Pro athletes in the NFL will again band together on Sunday during the national anthem to show solidarity for teammates protesting racism and injustice. In one sense, they are protesting against those who would deny them the ability to protest.
In another sense, though, they are sending a message to all of us — one not of division but of inclusion. By taking a knee, locking arms or remaining in the locker room, they are forcing viewers — we, the people — to consider what we invest in symbols such as the flag and the national anthem and why we tend to get upset when they are used as objects of protest.
In short, these athletes are reminding us of the civil religion that binds us together, even when politics or the actions of our fellow citizens and leaders let us down. In the end, our nation is held together as much by a faith in the idea of America as by the laws that govern it. Without testing the legitimacy of national myths and symbols and challenging our nation to be better through protest, we risk letting partisanship and demagoguery define the meaning of America.
Civil religion describes the complicated faith Americans have in their nation. It is composed of sacred symbols like the flag, songs like “America the Beautiful” and hymns like the anthem. It is enshrined in texts like the Constitution and Declaration of Independence and celebrated on holidays like Memorial Day, Veterans Day or the Fourth of July. It can be found in prophetic figures like the founders and consecrated battlefields like Gettysburg and Vicksburg. And it appears in phrases like “In God We Trust” on money and “under God” in the Pledge of Allegiance.
While elections can be moments of reckoning in civil life, and houses of worship can pass religious judgment on the nation, there is a space in between God and the ballot box in which national symbols become sites of contest. That is where civil religion exists. Civil religion keeps us honest about the pretensions of the nation, its people and, most importantly, its leaders.
Of course, that is precisely what irks President Trump and other politicians about the NFL protests. In calling for owners to fire players who failed to show due deference to the anthem, these politicians echo what the Rev. Martin Luther King Jr. referred to as “the prophesying of smooth patriotism,” the insistence upon grandiose expressions of love for America regardless of its moral failings.
The vitriol spewed about players and protests, then, plays on a tradition of popular laziness that accepts superficial quasi-deifications of national symbols, and tightly couples the flag and the military to brand virtually all dissent as unpatriotic.

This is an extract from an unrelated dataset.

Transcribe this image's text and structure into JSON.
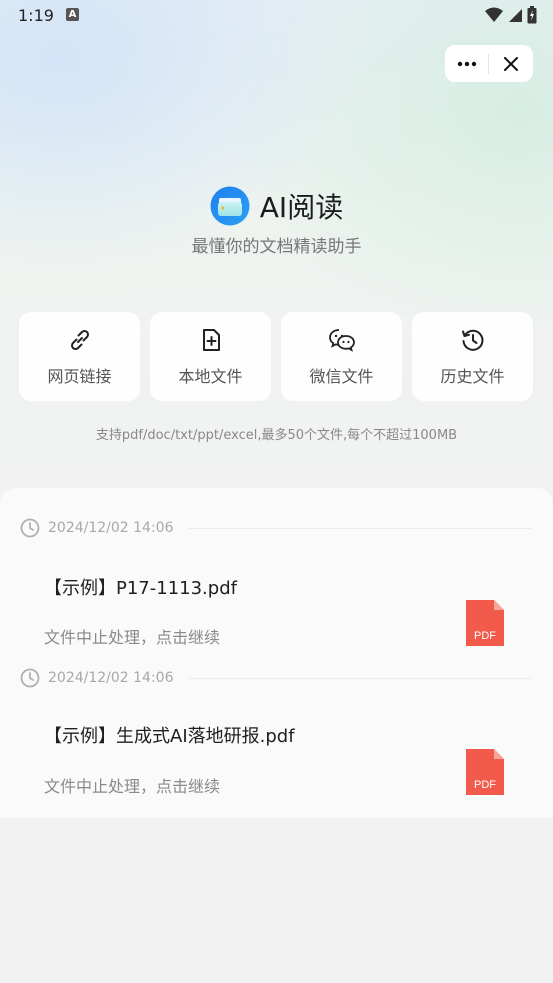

But the way in which the protesting players are tapping into the American civil religion also has ample precedent. Fifty years before Colin Kaepernick sparked outrage by kneeling during the anthem, King enraged millions of Americans by protesting the war in Vietnam. His critics assailed him for his lack of patriotism, but in King’s mind, nothing could have been more patriotic than attempting to force Americans to cleanse the nation’s soul.
The diametrically opposed ways that King and his critics perceived his protests reminds us that the meaning of our national symbols and patriotism, as well as the essence of citizenship itself, are always contested, especially when the nation is bitterly divided politically.
Indeed, it was the tragedy of Vietnam that sparked the resurgence of interest in civil religion. In 1967, sociologist Robert Bellah wrote an essay titled “Civil Religion in America” in which he grappled with the moral quandary posed by Vietnam — which was ripping the nation asunder. Bellah hoped Americans would reject superficial injunctions to be more outwardly patriotic and instead develop a robust, principled project that united them in justice.
Like King, the protesting NFL players are embracing Bellah’s vision and seeking to push the United States toward achieving its ideals through an active, rather than passive, patriotism. But such patriotism requires Americans to first look critically at the beloved symbols of their nation.
San Francisco 49ers safety Eric Reid encapsulated this “tough love” patriotism, declaring “it should go without saying that I love my country and I’m proud to be an American.” But he added, quoting James Baldwin, “exactly for this reason, I insist on the right to criticize her perpetually.”
The NFL — and American sports in general — have wrapped themselves in the flag and the anthem, but that is an artificial and largely commercial intersection. Indeed, acts of saluting the flag, standing for the anthem, praising the founders or revering particular monuments can be meaningful and yet still reflect some of the more facile elements of American civil religion.
As we look more closely at what we expect from a nation built on contradictions — forced labor, land theft and inequality, on the one hand, and a foundational dedication to expansive rights, revolutionary idealism and almost permanent protest, on the other — we find ourselves at a crossroads.
Civil religion isn’t an automatic solution to this crisis. Unchecked and uncritically assumed, it might undermine principle, delegitimize protest, whitewash history and divide the nation. But a different type of embrace of civil religion is both possible and necessary.
Today, while the nation faces perpetual war with adversaries abroad and among Americans at home, it remains a nation for which we continue to pledge our allegiance, sing patriotic songs and sacrifice our lives. But those actions — some far more profound than others — only have meaning if we recognize that protest is vital to achieving our national ideals.